ASSIGNMENT = Output all of the records exactly as written.

___ EXTRACTED ENTRIES ___

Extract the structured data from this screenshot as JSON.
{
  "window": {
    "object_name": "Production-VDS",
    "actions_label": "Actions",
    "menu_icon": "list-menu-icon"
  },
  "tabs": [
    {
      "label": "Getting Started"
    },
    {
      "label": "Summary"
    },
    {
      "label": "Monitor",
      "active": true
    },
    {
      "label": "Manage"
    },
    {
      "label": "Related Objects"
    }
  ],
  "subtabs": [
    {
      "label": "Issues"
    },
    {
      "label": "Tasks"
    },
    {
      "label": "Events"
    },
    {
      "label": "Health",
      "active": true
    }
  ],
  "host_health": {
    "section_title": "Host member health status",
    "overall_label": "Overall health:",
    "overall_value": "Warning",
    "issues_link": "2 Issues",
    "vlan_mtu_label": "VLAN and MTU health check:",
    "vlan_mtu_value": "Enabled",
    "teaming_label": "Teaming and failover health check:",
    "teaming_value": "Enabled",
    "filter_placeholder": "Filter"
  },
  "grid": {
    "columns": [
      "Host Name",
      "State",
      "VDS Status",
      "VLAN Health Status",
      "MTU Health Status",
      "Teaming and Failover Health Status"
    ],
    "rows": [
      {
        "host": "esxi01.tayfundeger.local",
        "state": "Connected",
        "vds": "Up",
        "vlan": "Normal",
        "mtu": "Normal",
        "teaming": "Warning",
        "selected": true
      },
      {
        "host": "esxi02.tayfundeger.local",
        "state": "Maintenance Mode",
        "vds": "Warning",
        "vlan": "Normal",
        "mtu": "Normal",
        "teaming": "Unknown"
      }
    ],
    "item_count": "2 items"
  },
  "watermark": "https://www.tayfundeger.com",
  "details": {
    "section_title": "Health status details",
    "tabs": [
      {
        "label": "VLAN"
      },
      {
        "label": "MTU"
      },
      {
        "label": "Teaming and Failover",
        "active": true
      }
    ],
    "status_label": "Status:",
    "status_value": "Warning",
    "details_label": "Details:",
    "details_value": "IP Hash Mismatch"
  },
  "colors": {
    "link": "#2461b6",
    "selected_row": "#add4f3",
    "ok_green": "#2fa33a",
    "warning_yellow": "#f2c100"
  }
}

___

EXERCISE RESPONSE =
Extract the structured data from this screenshot as JSON.
{
  "window": {
    "object_name": "Production-VDS",
    "actions_label": "Actions",
    "menu_icon": "list-menu-icon"
  },
  "tabs": [
    {
      "label": "Getting Started"
    },
    {
      "label": "Summary"
    },
    {
      "label": "Monitor",
      "active": true
    },
    {
      "label": "Manage"
    },
    {
      "label": "Related Objects"
    }
  ],
  "subtabs": [
    {
      "label": "Issues"
    },
    {
      "label": "Tasks"
    },
    {
      "label": "Events"
    },
    {
      "label": "Health",
      "active": true
    }
  ],
  "host_health": {
    "section_title": "Host member health status",
    "overall_label": "Overall health:",
    "overall_value": "Warning",
    "issues_link": "2 Issues",
    "vlan_mtu_label": "VLAN and MTU health check:",
    "vlan_mtu_value": "Enabled",
    "teaming_label": "Teaming and failover health check:",
    "teaming_value": "Enabled",
    "filter_placeholder": "Filter"
  },
  "grid": {
    "columns": [
      "Host Name",
      "State",
      "VDS Status",
      "VLAN Health Status",
      "MTU Health Status",
      "Teaming and Failover Health Status"
    ],
    "rows": [
      {
        "host": "esxi01.tayfundeger.local",
        "state": "Connected",
        "vds": "Up",
        "vlan": "Normal",
        "mtu": "Normal",
        "teaming": "Warning",
        "selected": true
      },
      {
        "host": "esxi02.tayfundeger.local",
        "state": "Maintenance Mode",
        "vds": "Warning",
        "vlan": "Normal",
        "mtu": "Normal",
        "teaming": "Unknown"
      }
    ],
    "item_count": "2 items"
  },
  "watermark": "https://www.tayfundeger.com",
  "details": {
    "section_title": "Health status details",
    "tabs": [
      {
        "label": "VLAN"
      },
      {
        "label": "MTU"
      },
      {
        "label": "Teaming and Failover",
        "active": true
      }
    ],
    "status_label": "Status:",
    "status_value": "Warning",
    "details_label": "Details:",
    "details_value": "IP Hash Mismatch"
  },
  "colors": {
    "link": "#2461b6",
    "selected_row": "#add4f3",
    "ok_green": "#2fa33a",
    "warning_yellow": "#f2c100"
  }
}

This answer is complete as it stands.